Madsen, Jan L.3; Sjögreen-Gleisner, Katarina5; Elema, Dennis Ringkjøbing1; Søndergaard, Lasse R.3; Rasmussen, Palle2; Fuglsang, Stefan3; Ljungberg, Michael5; Damgaard, Morten3
1 Center for Nuclear Technologies, Technical University of Denmark2 The Hevesy Laboratory, Center for Nuclear Technologies, Technical University of Denmark3 Copenhagen University Hospital4 Lund University5 Lund University
Se metabolism in humans is not well characterised. Currently, the estimates of Se absorption, whole-body retention and excretion are being obtained from balance and tracer studies. In the present study, we used gamma camera imaging to evaluate the whole-body retention and distribution of radiolabelled selenomethionine (SeMet), the predominant form of Se present in foods. A total of eight healthy young men participated in the study.
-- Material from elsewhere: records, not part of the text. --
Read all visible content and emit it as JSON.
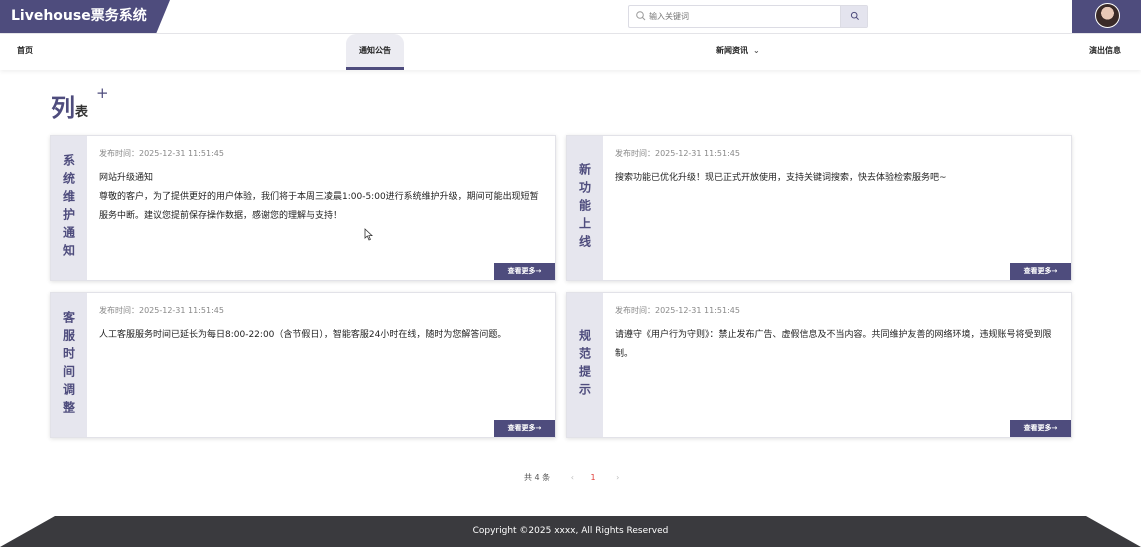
{
  "header": {
    "app_title": "Livehouse票务系统",
    "search_placeholder": "输入关键词"
  },
  "nav": [
    {
      "label": "首页"
    },
    {
      "label": "通知公告"
    },
    {
      "label": "新闻资讯"
    },
    {
      "label": "演出信息"
    }
  ],
  "page_title": {
    "big": "列",
    "small": "表",
    "plus": "+"
  },
  "cards": [
    {
      "side": "系统维护通知",
      "time": "发布时间：2025-12-31 11:51:45",
      "text": "网站升级通知\n尊敬的客户，为了提供更好的用户体验，我们将于本周三凌晨1:00-5:00进行系统维护升级，期间可能出现短暂服务中断。建议您提前保存操作数据，感谢您的理解与支持！",
      "more": "查看更多→"
    },
    {
      "side": "新功能上线",
      "time": "发布时间：2025-12-31 11:51:45",
      "text": "搜索功能已优化升级！现已正式开放使用，支持关键词搜索，快去体验检索服务吧~",
      "more": "查看更多→"
    },
    {
      "side": "客服时间调整",
      "time": "发布时间：2025-12-31 11:51:45",
      "text": "人工客服服务时间已延长为每日8:00-22:00（含节假日），智能客服24小时在线，随时为您解答问题。",
      "more": "查看更多→"
    },
    {
      "side": "规范提示",
      "time": "发布时间：2025-12-31 11:51:45",
      "text": "请遵守《用户行为守则》：禁止发布广告、虚假信息及不当内容。共同维护友善的网络环境，违规账号将受到限制。",
      "more": "查看更多→"
    }
  ],
  "pager": {
    "total": "共 4 条",
    "prev": "‹",
    "page": "1",
    "next": "›"
  },
  "footer": {
    "copyright": "Copyright ©2025 xxxx, All Rights Reserved"
  },
  "colors": {
    "accent": "#4e4c7d",
    "footer": "#3a3a3e",
    "active_page": "#e0403a"
  }
}
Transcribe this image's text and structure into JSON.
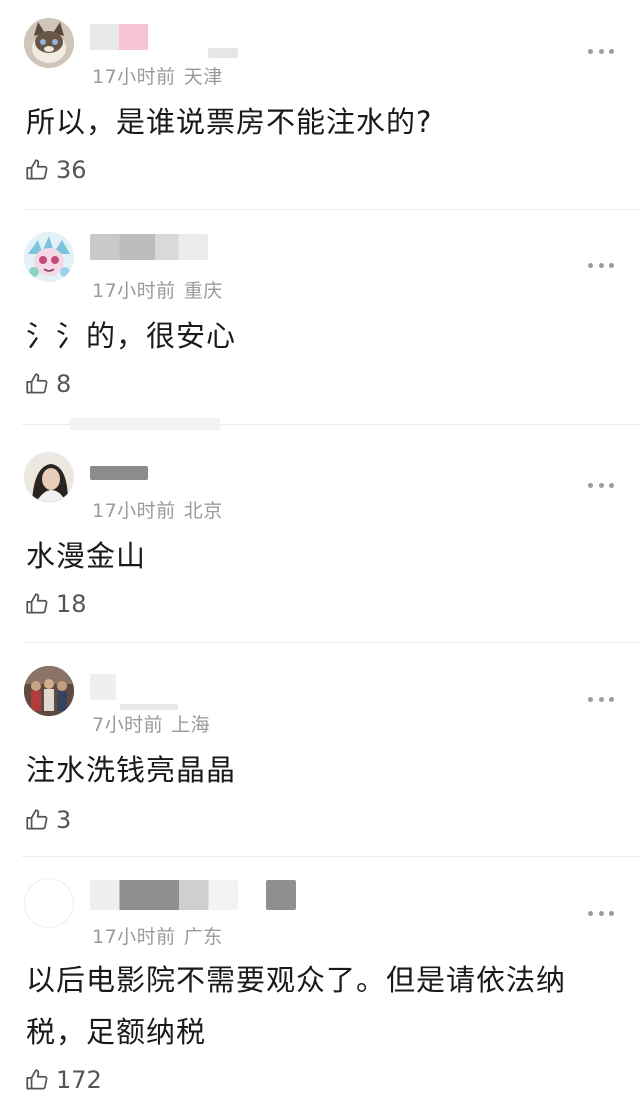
{
  "comments": [
    {
      "time": "17小时前",
      "location": "天津",
      "text": "所以，是谁说票房不能注水的?",
      "likes": "36",
      "avatar_icon": "cat-avatar-icon"
    },
    {
      "time": "17小时前",
      "location": "重庆",
      "text": "氵氵的，很安心",
      "likes": "8",
      "avatar_icon": "cartoon-avatar-icon"
    },
    {
      "time": "17小时前",
      "location": "北京",
      "text": "水漫金山",
      "likes": "18",
      "avatar_icon": "person-avatar-icon"
    },
    {
      "time": "7小时前",
      "location": "上海",
      "text": "注水洗钱亮晶晶",
      "likes": "3",
      "avatar_icon": "crowd-avatar-icon"
    },
    {
      "time": "17小时前",
      "location": "广东",
      "text": "以后电影院不需要观众了。但是请依法纳税，足额纳税",
      "likes": "172",
      "avatar_icon": "blank-avatar-icon"
    }
  ],
  "colors": {
    "meta": "#9a9a9a",
    "text": "#1a1a1a",
    "divider": "#ececec",
    "more_dots": "#9b9b9b"
  }
}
After consumption of a meal containing 4MBq [75Se]L-SeMet ([75Se]SeMet), whole-body gamma camera scanning was performed for 45 min every hour over a 6 h period, every second hour for the next 18 h and once on each of the subsequent 6 d. Blood, urine and faecal samples were collected to determine the plasma content of [75Se]SeMet as well as its excretion in urine and faeces. Imaging showed that 87•9 (SD 3•3)% of the administered activity of [75Se]SeMet was retained within the body after 7 d. In contrast, the measured excretion in urine and faeces for the 7 d period was 8•2 (SD 1•1)% of the activity. Time–activity curves were generated for the whole body, stomach, liver, abdomen (other than the stomach and the liver), brain and femoral muscles. Gamma camera imaging allows for the assessment of the postprandial absorption of SeMet. This technique may also permit concurrent studies of organ turnover of SeMet.
British Journal of Nutrition, 2014, Vol 111, Issue 3, p. 547-553
Selenomethionine; Absorption; Whole-body distribution; Gamma camera imaging